fi. In English, many letters never appear after a W:
… -e 's/\([^[:alnum:]]\)W\([b-dfgj-npqstv-xz]\)/\1fi\2/g' \ -e 's/^W\([b-dfgj-npqstv-xz]\)/fi\2/'
For more precise results and to cope with other languages, you can switch to a more complex dictionary-based approach (which fancy OCR systems often use, evidently yours isn't fancy enough).
A quick and simple answer that should solve most cases is:
sed "s/\([^ ]\)W\([^ ]\)/\1fi\2/"
This will replace any
W that is does not have a space before or after it with
fi. It catches the error in these simple test cases:
$ echo "blah blah blah trafWc" | sed "s/\([^ ]\)W\([^ ]\)/\1fi\2/" blah blah blah traffic $ echo "blah blah blah Wallaby" | sed "s/\([^ ]\)W\([^ ]\)/\1fi\2/" blah blah blah Wallaby
However, it won't capture things such as:
$ echo "blah blah blah Wnger" | sed "s/\([^ ]\)W\([^ ]\)/\1fi\2/" blah blah blah Wnger

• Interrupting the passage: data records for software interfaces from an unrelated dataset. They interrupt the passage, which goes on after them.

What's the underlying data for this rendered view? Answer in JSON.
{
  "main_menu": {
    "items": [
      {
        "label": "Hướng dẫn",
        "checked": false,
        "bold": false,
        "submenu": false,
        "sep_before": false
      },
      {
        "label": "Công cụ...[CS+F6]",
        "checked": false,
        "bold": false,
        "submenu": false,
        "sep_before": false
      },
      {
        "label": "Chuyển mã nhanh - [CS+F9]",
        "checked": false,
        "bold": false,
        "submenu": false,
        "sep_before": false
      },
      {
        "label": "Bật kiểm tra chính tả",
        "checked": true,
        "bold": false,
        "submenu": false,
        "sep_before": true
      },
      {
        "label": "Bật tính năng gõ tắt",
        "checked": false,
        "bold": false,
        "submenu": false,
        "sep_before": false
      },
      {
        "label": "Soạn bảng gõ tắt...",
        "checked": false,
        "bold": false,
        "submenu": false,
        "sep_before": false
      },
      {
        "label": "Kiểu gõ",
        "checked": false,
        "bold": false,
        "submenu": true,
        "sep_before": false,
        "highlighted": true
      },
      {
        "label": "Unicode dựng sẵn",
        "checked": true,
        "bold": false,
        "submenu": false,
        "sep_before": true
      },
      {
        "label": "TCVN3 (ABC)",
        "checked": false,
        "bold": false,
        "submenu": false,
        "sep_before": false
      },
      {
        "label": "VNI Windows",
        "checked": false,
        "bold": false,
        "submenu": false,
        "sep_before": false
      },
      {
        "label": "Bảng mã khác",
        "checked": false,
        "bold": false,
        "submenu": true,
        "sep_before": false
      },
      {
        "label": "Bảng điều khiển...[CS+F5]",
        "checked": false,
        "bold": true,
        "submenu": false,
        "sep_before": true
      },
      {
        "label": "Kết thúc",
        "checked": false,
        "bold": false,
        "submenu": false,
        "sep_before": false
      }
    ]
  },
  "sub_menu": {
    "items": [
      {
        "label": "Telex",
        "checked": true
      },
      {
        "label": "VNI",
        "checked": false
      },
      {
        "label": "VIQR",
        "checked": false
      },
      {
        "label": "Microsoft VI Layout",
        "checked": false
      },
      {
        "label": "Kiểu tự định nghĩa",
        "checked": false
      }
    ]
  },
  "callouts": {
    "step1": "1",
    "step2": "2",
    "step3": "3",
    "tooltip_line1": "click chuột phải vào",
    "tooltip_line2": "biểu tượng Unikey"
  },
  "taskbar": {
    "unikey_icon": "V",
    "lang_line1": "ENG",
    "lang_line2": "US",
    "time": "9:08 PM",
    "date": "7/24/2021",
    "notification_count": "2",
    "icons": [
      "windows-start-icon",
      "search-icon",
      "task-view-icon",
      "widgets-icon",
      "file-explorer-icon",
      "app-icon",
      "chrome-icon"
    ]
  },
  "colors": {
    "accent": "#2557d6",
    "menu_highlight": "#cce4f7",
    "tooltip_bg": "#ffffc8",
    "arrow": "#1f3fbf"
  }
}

As you can see this should have changed to finger. So unfortunately you'll still need to check for those.
The guys have already covered the basic
sed stuff, but there are a couple more things you could do to help your text along.
The first is to train your OCR program to recognize these in the first place. Most OCR systems have some sort of system to teach it new letters and learn from common mistakes like this one. If your corpus is big enough to need to to search and replaces like this, it should be big enough to teach the OCR engine not to make that mistake.
Secondly, you can run your text through a spell check engine. Many OCR programs include this step as part of an internal self check, a sort of "does this word even make sense transcribed this way". You can certainly do this yourself as a way of validating that everything got sanely converted.